Internet access control for hospitals can also be used to conserve bandwidth to ensure all users can enjoy reasonable Internet speeds. By restricting access to video streaming websites and gaming sites, organizations can ensure that sufficient bandwidth is available for all users, especially during times when Internet use is heavy.
Internet filtering also helps to protect health systems from legal liability from employees accessing pornography or engaging in illegal online activities such as copyright-infringing file sharing.
Options for Controlling Internet Access in Hospitals
Health systems looking to control Internet access in hospitals have three main options. A hardware-based Internet filter, a software-based filter or a cloud-based web filter. Each has benefits and disadvantages. Appliance-based Internet filters can be expensive, especially for larger healthcare organizations with multiple access points, multiple locations, and large numbers of Internet users. Each appliance can only cope with a certain number of devices at any one time, so multiple appliances will be required. These solutions also lack scalability. As users increase, more appliances must be purchased.
Software-based filters can be installed as virtual appliances and may not require any additional hardware purchases. These solutions offer the equivalent level of protection as an appliance, but with greater flexibility. Cloud-based solutions – DNS filters – are the easiest option. There is no latency and implementation is as simple as changing the DNS record to point to the service provider’s DNS. With cloud-based solutions there is no need for any patching or upgrades as the solution is maintained by the service provider. Cloud-based filters can also protect wired and WiFi networks.

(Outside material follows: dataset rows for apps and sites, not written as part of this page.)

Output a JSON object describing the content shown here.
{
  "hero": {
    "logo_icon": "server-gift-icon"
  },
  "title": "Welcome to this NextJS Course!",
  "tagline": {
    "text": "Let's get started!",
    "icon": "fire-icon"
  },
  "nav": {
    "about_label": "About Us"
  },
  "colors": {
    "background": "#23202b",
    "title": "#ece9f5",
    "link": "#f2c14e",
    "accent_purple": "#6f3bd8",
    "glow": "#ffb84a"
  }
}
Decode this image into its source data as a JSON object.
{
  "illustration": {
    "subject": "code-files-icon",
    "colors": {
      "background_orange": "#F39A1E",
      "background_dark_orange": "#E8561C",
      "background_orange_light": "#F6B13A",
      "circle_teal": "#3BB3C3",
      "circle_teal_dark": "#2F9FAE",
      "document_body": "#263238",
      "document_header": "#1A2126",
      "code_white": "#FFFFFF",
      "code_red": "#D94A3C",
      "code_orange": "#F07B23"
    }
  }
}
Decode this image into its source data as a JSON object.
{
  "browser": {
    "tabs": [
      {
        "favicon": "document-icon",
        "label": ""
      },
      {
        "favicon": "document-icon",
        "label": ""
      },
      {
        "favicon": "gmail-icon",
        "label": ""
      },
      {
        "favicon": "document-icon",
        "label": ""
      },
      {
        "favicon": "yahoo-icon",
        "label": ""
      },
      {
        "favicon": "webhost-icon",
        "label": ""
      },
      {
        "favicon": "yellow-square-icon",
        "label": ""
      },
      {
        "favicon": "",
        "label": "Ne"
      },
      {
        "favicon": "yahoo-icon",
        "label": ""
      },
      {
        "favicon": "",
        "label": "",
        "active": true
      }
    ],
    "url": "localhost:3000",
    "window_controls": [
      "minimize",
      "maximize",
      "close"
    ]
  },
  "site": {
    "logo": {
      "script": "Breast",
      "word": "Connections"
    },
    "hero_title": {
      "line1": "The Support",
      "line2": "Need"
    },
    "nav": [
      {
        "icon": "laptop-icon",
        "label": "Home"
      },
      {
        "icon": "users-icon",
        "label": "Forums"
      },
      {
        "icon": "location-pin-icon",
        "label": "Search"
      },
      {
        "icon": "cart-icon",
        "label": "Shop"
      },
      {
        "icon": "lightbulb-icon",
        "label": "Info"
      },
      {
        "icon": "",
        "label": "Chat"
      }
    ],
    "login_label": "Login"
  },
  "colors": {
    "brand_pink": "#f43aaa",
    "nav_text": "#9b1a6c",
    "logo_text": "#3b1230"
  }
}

There are many potential solutions offering Internet access control for hospitals. Look for a solution that is easy to install, configure and maintain. Some solutions may appear to offer cost savings, but a high management overhead will reduce the cost effectiveness of the solution over time.
The ideal solution should allow controls to be easily applied for different departments, locations, user groups and users. Scalability is also important – A solution should be able to grow with the organization.
Your chosen solution should allow extensive reporting to provide visibility into which sites users are attempting to access, and allow the filtering of webpages in multiple languages. It is also useful to have APIs available to make it easy to integrate the solution with your back office.
With the right solution, hospitals will be able to improve their security posture, comply with HIPAA Rules on data security, reclaim hours lost to personal Internet use, and create a safe browsing environment for all staff, patients and guests.